● **Data extract**

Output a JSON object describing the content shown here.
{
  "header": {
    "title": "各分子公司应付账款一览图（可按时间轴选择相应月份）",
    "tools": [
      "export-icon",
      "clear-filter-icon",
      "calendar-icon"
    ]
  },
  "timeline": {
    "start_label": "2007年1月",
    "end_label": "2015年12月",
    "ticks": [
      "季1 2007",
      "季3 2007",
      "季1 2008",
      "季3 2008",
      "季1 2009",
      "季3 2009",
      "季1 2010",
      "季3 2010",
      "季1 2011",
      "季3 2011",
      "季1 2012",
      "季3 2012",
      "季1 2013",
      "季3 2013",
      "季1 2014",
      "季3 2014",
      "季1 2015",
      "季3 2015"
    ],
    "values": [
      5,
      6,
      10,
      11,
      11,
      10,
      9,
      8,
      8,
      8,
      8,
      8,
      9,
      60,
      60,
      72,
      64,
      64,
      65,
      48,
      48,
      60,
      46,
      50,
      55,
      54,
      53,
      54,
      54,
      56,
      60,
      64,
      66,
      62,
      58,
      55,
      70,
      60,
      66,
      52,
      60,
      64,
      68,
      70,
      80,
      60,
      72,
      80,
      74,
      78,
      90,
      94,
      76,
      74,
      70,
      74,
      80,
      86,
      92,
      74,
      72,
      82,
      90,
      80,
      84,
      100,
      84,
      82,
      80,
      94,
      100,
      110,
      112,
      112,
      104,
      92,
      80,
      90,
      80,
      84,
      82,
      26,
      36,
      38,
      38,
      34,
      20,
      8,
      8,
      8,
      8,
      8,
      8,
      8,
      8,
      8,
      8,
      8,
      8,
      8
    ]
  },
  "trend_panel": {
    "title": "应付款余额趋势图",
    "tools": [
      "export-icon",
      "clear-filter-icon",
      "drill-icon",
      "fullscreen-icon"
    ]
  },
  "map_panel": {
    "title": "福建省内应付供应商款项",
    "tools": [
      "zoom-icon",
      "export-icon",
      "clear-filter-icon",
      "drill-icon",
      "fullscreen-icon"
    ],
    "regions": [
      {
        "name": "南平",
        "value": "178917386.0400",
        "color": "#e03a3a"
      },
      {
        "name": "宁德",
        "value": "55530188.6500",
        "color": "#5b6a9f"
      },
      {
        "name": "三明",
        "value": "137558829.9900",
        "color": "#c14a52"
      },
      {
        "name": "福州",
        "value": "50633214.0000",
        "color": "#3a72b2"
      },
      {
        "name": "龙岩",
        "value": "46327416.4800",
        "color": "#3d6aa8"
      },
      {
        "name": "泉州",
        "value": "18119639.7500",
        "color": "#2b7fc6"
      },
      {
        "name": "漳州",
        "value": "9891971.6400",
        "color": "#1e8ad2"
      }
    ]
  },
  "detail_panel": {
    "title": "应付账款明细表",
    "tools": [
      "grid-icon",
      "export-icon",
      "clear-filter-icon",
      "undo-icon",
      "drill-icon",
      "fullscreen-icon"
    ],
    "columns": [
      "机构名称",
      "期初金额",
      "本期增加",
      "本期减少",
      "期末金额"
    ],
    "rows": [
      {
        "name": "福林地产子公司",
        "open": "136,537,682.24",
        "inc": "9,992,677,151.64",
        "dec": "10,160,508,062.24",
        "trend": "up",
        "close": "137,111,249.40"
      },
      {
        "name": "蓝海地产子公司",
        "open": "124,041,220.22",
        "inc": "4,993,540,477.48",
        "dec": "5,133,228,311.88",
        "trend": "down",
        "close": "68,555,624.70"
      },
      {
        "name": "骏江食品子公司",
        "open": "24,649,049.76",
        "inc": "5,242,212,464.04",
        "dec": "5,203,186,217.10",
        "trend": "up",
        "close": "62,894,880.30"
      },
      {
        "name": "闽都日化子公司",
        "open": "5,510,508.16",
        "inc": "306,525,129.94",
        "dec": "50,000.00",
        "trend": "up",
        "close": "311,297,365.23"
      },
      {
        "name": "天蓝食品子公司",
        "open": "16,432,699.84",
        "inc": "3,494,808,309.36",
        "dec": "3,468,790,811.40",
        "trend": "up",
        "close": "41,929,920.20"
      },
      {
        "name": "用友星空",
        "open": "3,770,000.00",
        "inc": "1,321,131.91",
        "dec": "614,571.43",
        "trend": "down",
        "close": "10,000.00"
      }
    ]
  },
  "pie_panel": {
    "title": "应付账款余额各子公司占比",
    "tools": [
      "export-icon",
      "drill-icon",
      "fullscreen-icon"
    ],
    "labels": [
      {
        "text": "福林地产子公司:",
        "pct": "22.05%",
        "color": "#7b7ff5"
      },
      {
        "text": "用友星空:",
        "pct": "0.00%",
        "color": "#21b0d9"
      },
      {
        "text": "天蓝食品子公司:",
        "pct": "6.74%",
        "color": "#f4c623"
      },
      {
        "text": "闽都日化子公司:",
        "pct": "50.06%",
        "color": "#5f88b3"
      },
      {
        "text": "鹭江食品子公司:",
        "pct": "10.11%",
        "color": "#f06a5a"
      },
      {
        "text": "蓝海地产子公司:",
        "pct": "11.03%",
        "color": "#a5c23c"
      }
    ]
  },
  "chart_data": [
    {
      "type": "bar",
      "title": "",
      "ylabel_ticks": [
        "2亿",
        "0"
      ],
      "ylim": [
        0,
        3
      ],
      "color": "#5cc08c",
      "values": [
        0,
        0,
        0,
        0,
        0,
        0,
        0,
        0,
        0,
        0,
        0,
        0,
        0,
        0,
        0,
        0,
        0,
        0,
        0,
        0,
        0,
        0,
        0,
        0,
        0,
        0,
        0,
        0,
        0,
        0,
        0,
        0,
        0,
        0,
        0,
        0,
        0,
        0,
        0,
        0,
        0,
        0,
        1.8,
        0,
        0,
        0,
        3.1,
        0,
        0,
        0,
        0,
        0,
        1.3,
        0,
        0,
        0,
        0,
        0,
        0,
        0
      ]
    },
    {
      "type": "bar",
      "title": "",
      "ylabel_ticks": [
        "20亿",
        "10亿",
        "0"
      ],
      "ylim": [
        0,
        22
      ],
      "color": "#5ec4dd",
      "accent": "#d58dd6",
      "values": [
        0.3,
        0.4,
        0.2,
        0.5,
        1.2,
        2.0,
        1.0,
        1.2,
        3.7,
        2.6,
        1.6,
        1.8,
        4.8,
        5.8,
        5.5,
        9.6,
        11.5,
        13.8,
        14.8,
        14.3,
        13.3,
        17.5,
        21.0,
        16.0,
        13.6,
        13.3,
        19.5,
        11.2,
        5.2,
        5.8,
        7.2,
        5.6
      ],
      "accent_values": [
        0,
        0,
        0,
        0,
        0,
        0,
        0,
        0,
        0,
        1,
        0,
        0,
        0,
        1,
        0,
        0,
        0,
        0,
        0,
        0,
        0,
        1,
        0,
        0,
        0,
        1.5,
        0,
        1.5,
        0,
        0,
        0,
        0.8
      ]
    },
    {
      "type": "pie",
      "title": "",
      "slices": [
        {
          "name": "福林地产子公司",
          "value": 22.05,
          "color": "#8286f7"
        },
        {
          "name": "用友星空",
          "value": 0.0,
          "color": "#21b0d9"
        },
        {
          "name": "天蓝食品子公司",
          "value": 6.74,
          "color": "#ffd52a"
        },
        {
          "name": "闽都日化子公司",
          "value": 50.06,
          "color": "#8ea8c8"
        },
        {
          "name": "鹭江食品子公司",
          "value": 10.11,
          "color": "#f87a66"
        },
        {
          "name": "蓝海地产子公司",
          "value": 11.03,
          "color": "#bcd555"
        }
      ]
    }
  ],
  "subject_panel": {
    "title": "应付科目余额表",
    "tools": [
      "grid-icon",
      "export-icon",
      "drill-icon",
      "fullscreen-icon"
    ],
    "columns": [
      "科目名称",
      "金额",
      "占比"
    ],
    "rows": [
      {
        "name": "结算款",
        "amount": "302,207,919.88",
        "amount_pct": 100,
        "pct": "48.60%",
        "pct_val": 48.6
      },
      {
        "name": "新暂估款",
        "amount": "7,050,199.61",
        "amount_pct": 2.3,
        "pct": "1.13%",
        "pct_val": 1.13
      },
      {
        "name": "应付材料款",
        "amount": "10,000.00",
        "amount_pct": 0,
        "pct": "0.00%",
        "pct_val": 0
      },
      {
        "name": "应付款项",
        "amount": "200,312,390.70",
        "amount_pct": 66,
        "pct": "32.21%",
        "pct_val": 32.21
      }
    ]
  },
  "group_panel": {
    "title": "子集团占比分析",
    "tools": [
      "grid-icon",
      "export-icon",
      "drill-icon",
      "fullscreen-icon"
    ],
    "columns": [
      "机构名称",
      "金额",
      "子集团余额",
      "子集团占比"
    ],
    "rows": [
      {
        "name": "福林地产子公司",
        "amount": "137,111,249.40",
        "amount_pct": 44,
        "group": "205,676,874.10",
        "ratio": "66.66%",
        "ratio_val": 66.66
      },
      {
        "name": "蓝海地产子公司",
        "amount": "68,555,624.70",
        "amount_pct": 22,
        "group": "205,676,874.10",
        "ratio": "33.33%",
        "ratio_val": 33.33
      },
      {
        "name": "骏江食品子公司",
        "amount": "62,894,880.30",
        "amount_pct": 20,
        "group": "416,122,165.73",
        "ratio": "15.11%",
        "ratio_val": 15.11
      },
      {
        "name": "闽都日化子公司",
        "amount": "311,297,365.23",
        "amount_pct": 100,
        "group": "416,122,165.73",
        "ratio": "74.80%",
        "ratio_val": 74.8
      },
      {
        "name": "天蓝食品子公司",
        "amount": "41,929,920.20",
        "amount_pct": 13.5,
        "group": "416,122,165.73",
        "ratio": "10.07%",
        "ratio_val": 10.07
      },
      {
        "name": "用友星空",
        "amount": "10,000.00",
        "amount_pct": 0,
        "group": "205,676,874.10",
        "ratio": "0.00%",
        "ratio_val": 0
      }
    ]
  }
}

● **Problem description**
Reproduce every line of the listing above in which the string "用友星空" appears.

● **Output for this task**
        "name": "用友星空",
        "text": "用友星空:",
          "name": "用友星空",
        "name": "用友星空",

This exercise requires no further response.